The last few days have been busy – we now have 5 females equipped with heart rate monitors; Norna, Sally, Jolie, Helga and Treble. All are doing well and caring for their pups. Looking after a pup on a crowded colony isn’t simply a case of providing the pup with adequate milk – the mothers have to make sure their pups do not wander off, make sure that neighbouring mothers don’t bite the pup, and make sure that any adult males don’t charge past and accidentally crush the pup. All this requires the mother to be pretty vigilant. But, from our previous studies, we know that some mums are more ‘watchful’ than others – the mums seem to have individually differing behavioural types, where some regularly check on their pups, whilst others do so very infrequently. Our work last year, and continuing this year, is to uncover the physiological basis of these differences in behaviour (or ‘personality’ if you like), through monitoring individual differences in heart rates.
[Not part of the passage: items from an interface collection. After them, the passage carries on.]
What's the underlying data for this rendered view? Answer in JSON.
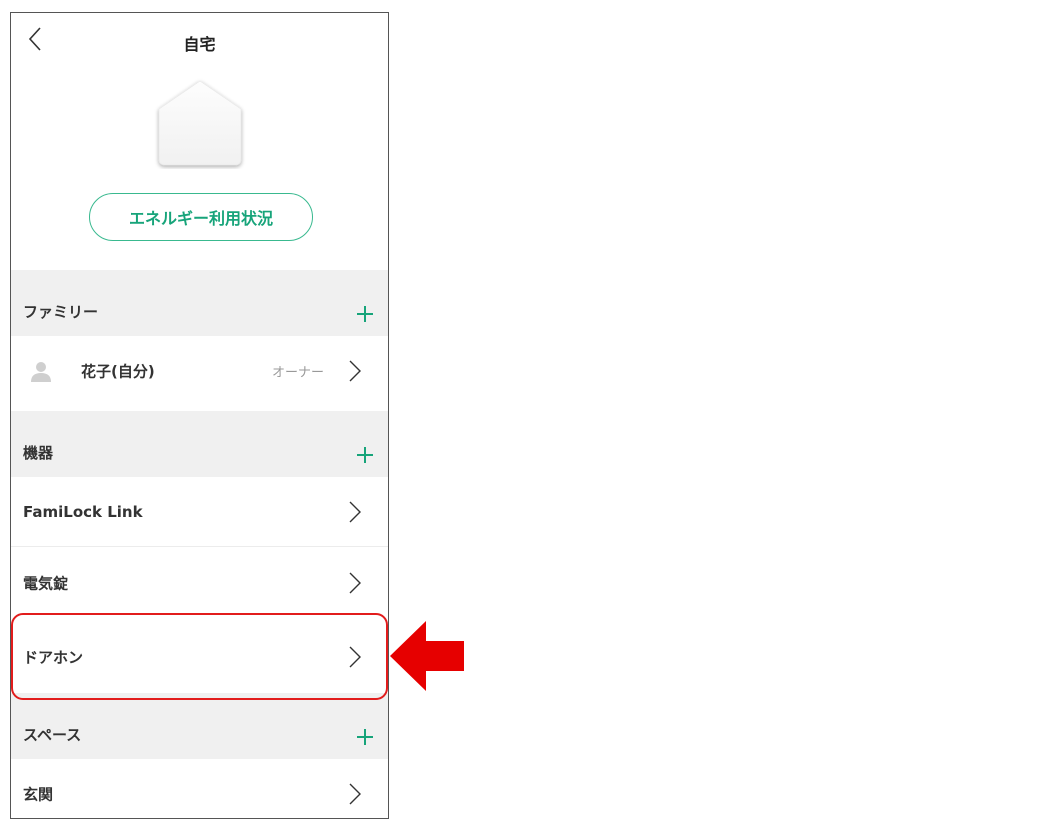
{
  "header": {
    "title": "自宅"
  },
  "energy_button_label": "エネルギー利用状況",
  "family": {
    "title": "ファミリー",
    "members": [
      {
        "name": "花子(自分)",
        "role": "オーナー"
      }
    ]
  },
  "devices": {
    "title": "機器",
    "items": [
      {
        "label": "FamiLock Link"
      },
      {
        "label": "電気錠"
      },
      {
        "label": "ドアホン"
      }
    ]
  },
  "spaces": {
    "title": "スペース",
    "items": [
      {
        "label": "玄関"
      }
    ]
  },
  "colors": {
    "accent": "#17a47a",
    "highlight": "#e21c1c",
    "section_bg": "#f0f0f0"
  },
  "icons": [
    "chevron-left-icon",
    "house-icon",
    "plus-icon",
    "avatar-icon",
    "chevron-right-icon",
    "red-arrow-icon"
  ]
}
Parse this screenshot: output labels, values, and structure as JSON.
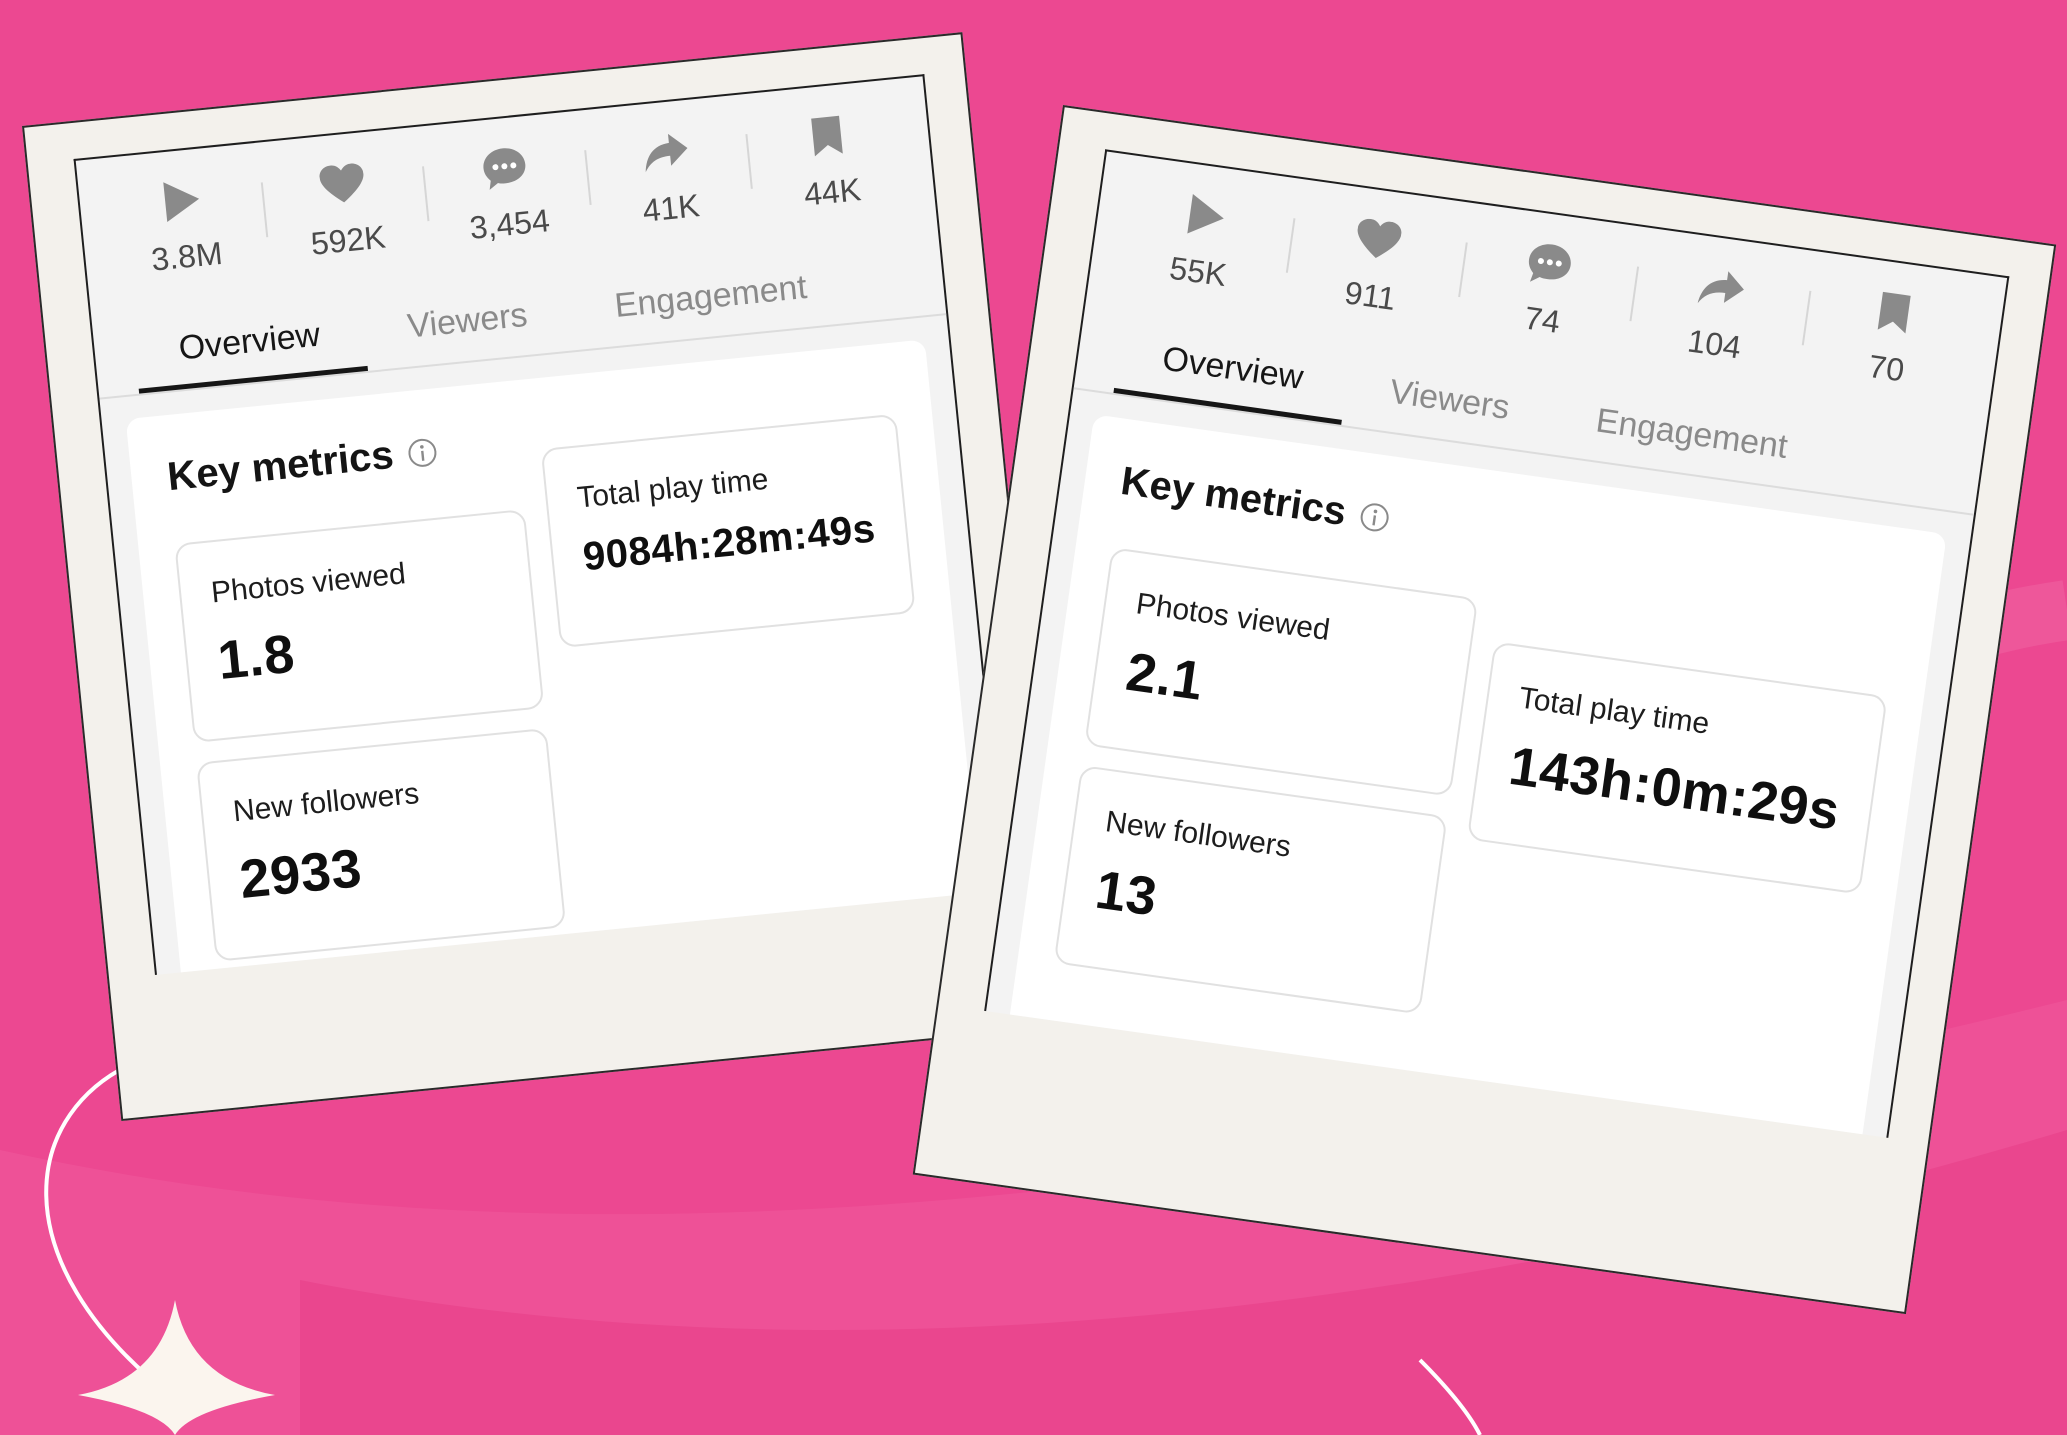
{
  "colors": {
    "background": "#ec4891",
    "frame": "#f3f1ec",
    "text_primary": "#141414",
    "text_muted": "#8a8a8a"
  },
  "left": {
    "stats": [
      {
        "icon": "play-icon",
        "value": "3.8M"
      },
      {
        "icon": "heart-icon",
        "value": "592K"
      },
      {
        "icon": "comment-icon",
        "value": "3,454"
      },
      {
        "icon": "share-icon",
        "value": "41K"
      },
      {
        "icon": "bookmark-icon",
        "value": "44K"
      }
    ],
    "tabs": [
      "Overview",
      "Viewers",
      "Engagement"
    ],
    "key_metrics_title": "Key metrics",
    "metrics": {
      "photos_viewed": {
        "label": "Photos viewed",
        "value": "1.8"
      },
      "total_play_time": {
        "label": "Total play time",
        "value": "9084h:28m:49s"
      },
      "new_followers": {
        "label": "New followers",
        "value": "2933"
      }
    }
  },
  "right": {
    "stats": [
      {
        "icon": "play-icon",
        "value": "55K"
      },
      {
        "icon": "heart-icon",
        "value": "911"
      },
      {
        "icon": "comment-icon",
        "value": "74"
      },
      {
        "icon": "share-icon",
        "value": "104"
      },
      {
        "icon": "bookmark-icon",
        "value": "70"
      }
    ],
    "tabs": [
      "Overview",
      "Viewers",
      "Engagement"
    ],
    "key_metrics_title": "Key metrics",
    "metrics": {
      "photos_viewed": {
        "label": "Photos viewed",
        "value": "2.1"
      },
      "total_play_time": {
        "label": "Total play time",
        "value": "143h:0m:29s"
      },
      "new_followers": {
        "label": "New followers",
        "value": "13"
      }
    }
  }
}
Perhaps the most time consuming part of this work is the behavioural observations – essential to find out what the mothers actually do. Amy and Hayley have been busy watching our seals from dawn till dusk, collecting behavioural observations and video footage on all of our tagged mothers. This behavioural information will be used to assess how attentive the different mothers are of their pups, and to measure how much time each mothers spends in other activities, such as aggression with neighbours.
We will also be able to use these behavioural data to compare against the heart rate traces, to examine how heart rate changes with different behaviours, such as aggression with neighbours, and to get an indication of how stressful the breeding season is for these seals. What is more, we hope our behavioural and heart rate data will show us how each of these mothers differ in their ability to cope with the stress of a typical breeding season.